Muslims need one spiritual leader
Ramadan was among the deadliest months in the Islamic calendar this year, but you wouldn’t know it by asking the Dearborn-based American Human Rights Council.
The Council encouraged Muslims to “practice extra caution” during Eid al-Fitr, the concluding feast of the month-long fast. “The unfortunate increase of anti-Muslim rhetoric and the few reported incidents targeting Muslims are alarming and mandate such precautionary safety measures,” the civil rights group warned.
But a handful of alleged petty insults and vandalisms should be the least of concerns for Muslims. Last month’s holy fast was meant to encourage deeper spiritual reflection on the teachings of Islam. Instead, jihadists murdered over 400 people across the globe.
Motor City Muslims might have been better advised to reflect on what they could do to ostracize jihadists in their own community.
Ahmad Musa Jibril is Dearborn’s own Anwar al-Awlaki, the imam who inspired Boston’s Tsarnaev brothers. Jebril’s online sermons are viewed thousands of times by jihadists in Syria and they inspire countless others in the West to take up arms against the United States.
Jeibril’s growing following, and some civil rights groups’ misplaced concern, is indicative of the crisis in Islam today.
The world’s second-largest religion has an authority problem. Many who might be unfamiliar with Islam remain confused why Jibril and his ilk are seemingly allowed to preach what some Muslims consider heresy without any consequence. Some Muslim leaders may condemn jihadism, but the theological buck stops nowhere.
Mecca could take a cue from Rome and appoint a pope of sorts. Muslims would have to go far back in their faith’s history to find a time when the faithful were under one spiritual authority, a khalifa.

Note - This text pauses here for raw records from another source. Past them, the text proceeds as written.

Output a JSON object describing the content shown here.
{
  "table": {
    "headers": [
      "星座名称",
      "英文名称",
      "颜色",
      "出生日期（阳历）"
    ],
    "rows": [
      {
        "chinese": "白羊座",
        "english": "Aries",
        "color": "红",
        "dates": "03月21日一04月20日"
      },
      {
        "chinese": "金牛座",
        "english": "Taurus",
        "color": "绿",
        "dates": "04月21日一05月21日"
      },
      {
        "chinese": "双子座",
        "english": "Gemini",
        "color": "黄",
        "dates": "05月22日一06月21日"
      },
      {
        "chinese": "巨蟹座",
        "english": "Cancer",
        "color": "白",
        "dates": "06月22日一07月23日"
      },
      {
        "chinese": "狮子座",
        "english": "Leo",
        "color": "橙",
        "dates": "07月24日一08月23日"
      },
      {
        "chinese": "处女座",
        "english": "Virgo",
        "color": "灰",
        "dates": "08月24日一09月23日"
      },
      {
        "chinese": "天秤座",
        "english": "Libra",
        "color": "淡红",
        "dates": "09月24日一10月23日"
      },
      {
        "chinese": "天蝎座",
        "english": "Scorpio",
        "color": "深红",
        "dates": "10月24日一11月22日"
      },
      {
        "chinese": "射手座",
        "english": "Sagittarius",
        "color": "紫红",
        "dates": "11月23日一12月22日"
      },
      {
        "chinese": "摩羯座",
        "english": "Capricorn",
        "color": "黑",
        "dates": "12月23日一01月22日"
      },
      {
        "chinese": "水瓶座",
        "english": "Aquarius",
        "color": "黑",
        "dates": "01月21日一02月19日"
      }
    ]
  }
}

But since Islamic violence has reached near-apocalyptic levels, peaceful Muslims should do something to save their faith before its too late.